EDITORIAL Iran in crisis

Iran’s clerical rulers are maneuvering to contain and suppress massive protests that continue to rock that country.

This unprecedented mass uprising was sparked by outrage over the government’s rush to declare Mahmoud Ahmadinejad the absolute winner in the June 12 presidential elections, before votes could have been adequately counted, and despite every indication that his leading opponent, Mir-Hossain Mousavi, was headed either for outright victory or a runoff with Ahmadinejad.

Although corporate media have focused much of their attention on the mass uprising of Iran’s students, many reports show that this is a multi-class movement involving not only students but also workers, women of all classes, intellectuals, business people and even sections of the clerical establishment itself.

Clearly, the election battle is a reflection of wide unrest that has been fermenting for some time. The Ahmadinejad government’s economic policies are a focal point of discontent, with the country experiencing electricity rationing, mass unemployment and rampant inflation. Iran’s trade unionists have battled stepped-up repression. Iran’s women have been fighting the regime’s efforts to send them back to medieval-type subjugation. Reports indicate wide dissatisfaction with a foreign policy based on adventurist provocation that has isolated the country and empowered reactionary elements elsewhere.

American working people have an interest in supporting Iran’s working class and democratic movements in their struggle against reactionary clerical forces, who are using militia violence and other repressive measures to try to stem the tide for progressive change in their country.

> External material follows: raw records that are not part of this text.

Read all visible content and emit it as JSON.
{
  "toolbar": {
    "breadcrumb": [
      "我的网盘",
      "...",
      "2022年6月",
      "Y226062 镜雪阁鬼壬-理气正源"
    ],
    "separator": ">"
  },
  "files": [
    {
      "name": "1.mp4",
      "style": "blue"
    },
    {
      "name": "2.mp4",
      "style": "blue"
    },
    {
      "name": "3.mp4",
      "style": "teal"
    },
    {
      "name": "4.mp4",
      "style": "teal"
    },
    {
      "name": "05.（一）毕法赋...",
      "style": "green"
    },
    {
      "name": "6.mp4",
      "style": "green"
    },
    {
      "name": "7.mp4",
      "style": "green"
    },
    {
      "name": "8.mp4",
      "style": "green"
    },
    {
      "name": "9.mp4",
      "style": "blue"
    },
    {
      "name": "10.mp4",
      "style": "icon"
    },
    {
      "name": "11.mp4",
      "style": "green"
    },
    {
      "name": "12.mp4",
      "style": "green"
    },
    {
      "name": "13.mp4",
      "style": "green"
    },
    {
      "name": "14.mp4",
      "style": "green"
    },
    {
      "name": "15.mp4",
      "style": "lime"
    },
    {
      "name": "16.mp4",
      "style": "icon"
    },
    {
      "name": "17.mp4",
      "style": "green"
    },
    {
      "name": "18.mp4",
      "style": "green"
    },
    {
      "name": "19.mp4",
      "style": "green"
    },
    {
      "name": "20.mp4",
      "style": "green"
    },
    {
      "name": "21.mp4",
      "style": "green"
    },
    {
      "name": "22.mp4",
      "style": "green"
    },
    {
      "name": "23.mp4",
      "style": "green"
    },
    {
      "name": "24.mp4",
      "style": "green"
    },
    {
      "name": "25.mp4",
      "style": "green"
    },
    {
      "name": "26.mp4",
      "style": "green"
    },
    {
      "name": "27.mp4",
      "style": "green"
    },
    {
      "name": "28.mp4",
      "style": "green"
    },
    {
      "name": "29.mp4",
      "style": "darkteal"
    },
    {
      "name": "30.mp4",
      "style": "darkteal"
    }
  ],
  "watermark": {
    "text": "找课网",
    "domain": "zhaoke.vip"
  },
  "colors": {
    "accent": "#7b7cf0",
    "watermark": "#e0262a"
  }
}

At the same time, the crisis should not be used as an excuse for military actions or other steps to sharpen tensions with Iran. Only a U.S. foreign policy of diplomacy and regional and international cooperation can secure both peace and social justice.